Step 4: Bootloader
Only use this step if the issue is that you cannot boot into/find your operating system
Super GRUB disk is a great utility that can scour your hard drive and try to find all bootable partitions, and will let you boot to them. Once you have booted, it is important to actually repair the Master Boot Record (MBR).
- Windows this is possible with a utility called EasyBCD
- Mac: Use Disk Utility, click on your hard drive (the drive itelf, not the partitions). Move the triangular slider that adjusts the partition back and forth, and the click Apply. The boot infrastructure (either MBR, or EFI) will be recreated. Note: It should warn you that a partition is being changed.
Grub (many Linux distros): (taken from here Note change the appropriate references from hd2, hd0, etc to what is appropriate for your setup)
- Open a terminal as the root user.
- Enter GRUB (we're now are in a command line interface shell for GRUB).
- Enter root (hd2,0) (setting the boot drive where most of GRUB, and the system kernel files are).
- Enter find (hd2,0)/grub/stage1 (the first file GRUB uses to boot up from). This step may not be necessary, but better safe than sorry.
- This gives a list of drives partitions where GRUB could be installed.
- Enter setup (hd0) (to install the bootloader to the drive my system BIOS boots up).
- Enter quit (to properly exit from the GRUB command line interface shell).
FreeBSD: The page here contains extensive instructions for how to restore a bootloader in FreeBSD. The shortened summary though is that if your MBR gets overwritten by some other OS or something else, it can be restored to its plain vanilla state with
fdisk -B -b /boot/boot0 device where device is that device that you boot from.
Step 5: Graphics
Only read this step if you have a graphics problem
- If the problem shows up before your OS boots up, then it is a hardware problem.
- If before the BIOS it is fine, and after not, it might be a graphics card or driver issue
- If the problem occurs at random, then it is probably a hardware issue.
Hopefully, if you have reached the end of this post (I know, its long) you have an idea of what the issue is if it is hardware based or pre-OS problem. If not, feel free to ask a question on Super User that lists more details of your situation.

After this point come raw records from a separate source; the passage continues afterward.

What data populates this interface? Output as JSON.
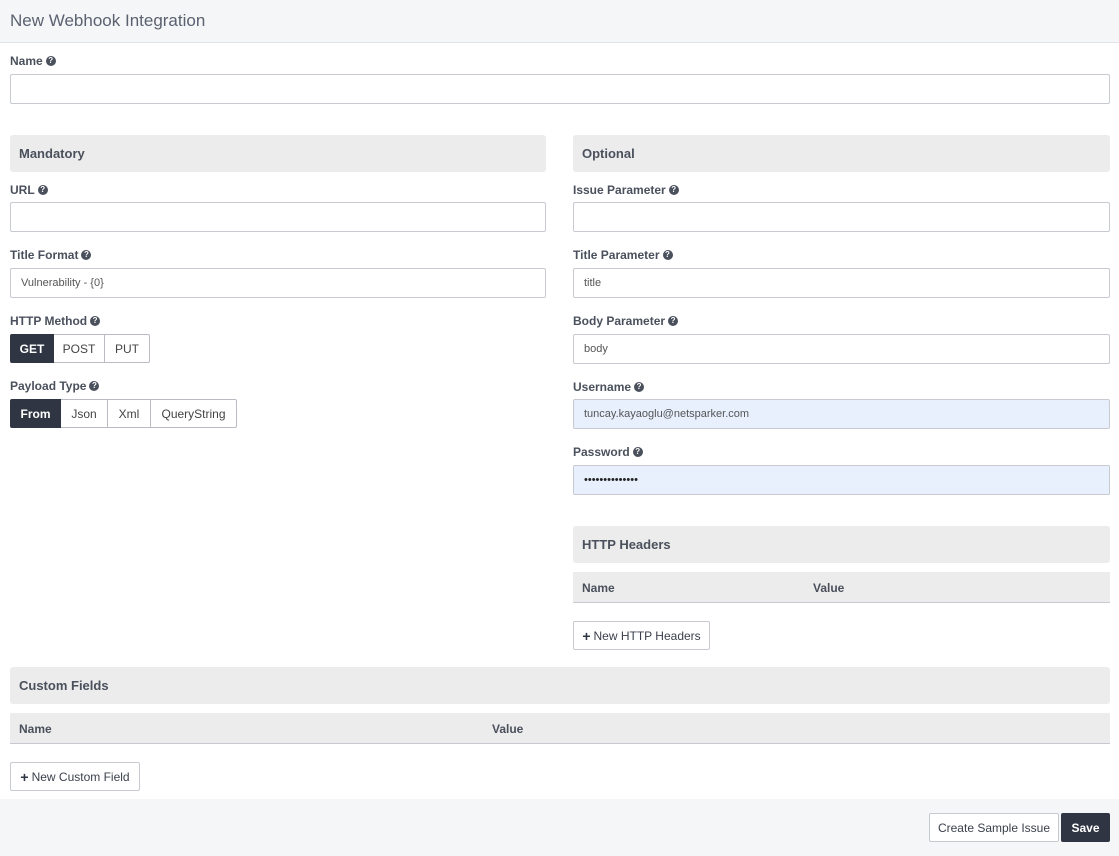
{
  "header": {
    "title": "New Webhook Integration"
  },
  "name_field": {
    "label": "Name",
    "value": ""
  },
  "mandatory": {
    "title": "Mandatory",
    "url": {
      "label": "URL",
      "value": ""
    },
    "title_format": {
      "label": "Title Format",
      "value": "Vulnerability - {0}"
    },
    "http_method": {
      "label": "HTTP Method",
      "options": [
        "GET",
        "POST",
        "PUT"
      ],
      "selected": "GET"
    },
    "payload_type": {
      "label": "Payload Type",
      "options": [
        "From",
        "Json",
        "Xml",
        "QueryString"
      ],
      "selected": "From"
    }
  },
  "optional": {
    "title": "Optional",
    "issue_parameter": {
      "label": "Issue Parameter",
      "value": ""
    },
    "title_parameter": {
      "label": "Title Parameter",
      "value": "title"
    },
    "body_parameter": {
      "label": "Body Parameter",
      "value": "body"
    },
    "username": {
      "label": "Username",
      "value": "tuncay.kayaoglu@netsparker.com"
    },
    "password": {
      "label": "Password",
      "value": "••••••••••••••"
    }
  },
  "http_headers": {
    "title": "HTTP Headers",
    "columns": [
      "Name",
      "Value"
    ],
    "add_label": "New HTTP Headers"
  },
  "custom_fields": {
    "title": "Custom Fields",
    "columns": [
      "Name",
      "Value"
    ],
    "add_label": "New Custom Field"
  },
  "footer": {
    "create_sample_label": "Create Sample Issue",
    "save_label": "Save"
  },
  "icons": {
    "help": "question-circle-icon",
    "add": "plus-icon"
  },
  "colors": {
    "active_button": "#2f3542",
    "section_bg": "#ececec",
    "autofill_bg": "#e8f0fe"
  }
}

How do I troubleshoot hardware issues related to a computer freeze/crash?
How do I troubleshoot when I have no clue where to start?